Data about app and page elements
····················

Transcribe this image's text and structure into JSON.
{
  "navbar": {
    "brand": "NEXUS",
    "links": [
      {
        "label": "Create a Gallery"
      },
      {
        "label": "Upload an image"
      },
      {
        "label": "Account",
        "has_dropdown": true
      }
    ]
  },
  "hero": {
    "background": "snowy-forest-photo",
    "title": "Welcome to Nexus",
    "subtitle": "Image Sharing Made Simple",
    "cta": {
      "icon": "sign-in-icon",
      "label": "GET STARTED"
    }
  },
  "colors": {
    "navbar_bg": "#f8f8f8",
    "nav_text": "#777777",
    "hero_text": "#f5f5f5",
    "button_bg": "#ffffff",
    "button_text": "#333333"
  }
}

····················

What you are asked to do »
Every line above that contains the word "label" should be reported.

Expected output »
        "label": "Create a Gallery"
        "label": "Upload an image"
        "label": "Account",
      "label": "GET STARTED"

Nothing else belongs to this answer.